* _What this task involves_:
Find and copy each line of the records where the string "JSON" shows up.

* _Data for processing_:
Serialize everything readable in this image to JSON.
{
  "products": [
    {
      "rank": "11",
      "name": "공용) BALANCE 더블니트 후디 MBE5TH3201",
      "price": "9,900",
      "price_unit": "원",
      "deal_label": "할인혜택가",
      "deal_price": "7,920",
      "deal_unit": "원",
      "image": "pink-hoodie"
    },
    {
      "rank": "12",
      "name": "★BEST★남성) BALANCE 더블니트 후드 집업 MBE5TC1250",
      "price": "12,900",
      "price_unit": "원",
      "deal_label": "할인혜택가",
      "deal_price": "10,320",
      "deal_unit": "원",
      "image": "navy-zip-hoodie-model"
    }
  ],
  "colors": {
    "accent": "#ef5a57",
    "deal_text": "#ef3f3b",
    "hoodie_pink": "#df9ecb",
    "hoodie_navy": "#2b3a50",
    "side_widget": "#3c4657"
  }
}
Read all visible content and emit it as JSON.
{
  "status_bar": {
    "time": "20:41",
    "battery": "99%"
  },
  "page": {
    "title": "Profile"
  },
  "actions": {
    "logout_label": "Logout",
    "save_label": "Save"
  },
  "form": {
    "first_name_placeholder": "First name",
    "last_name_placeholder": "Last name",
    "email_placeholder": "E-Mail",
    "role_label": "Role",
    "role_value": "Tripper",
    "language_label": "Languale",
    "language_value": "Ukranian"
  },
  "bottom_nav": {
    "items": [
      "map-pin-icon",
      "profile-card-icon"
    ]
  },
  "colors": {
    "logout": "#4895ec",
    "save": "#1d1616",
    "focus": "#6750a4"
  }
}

* _Written solution_:
Serialize everything readable in this image to JSON.
Read all visible content and emit it as JSON.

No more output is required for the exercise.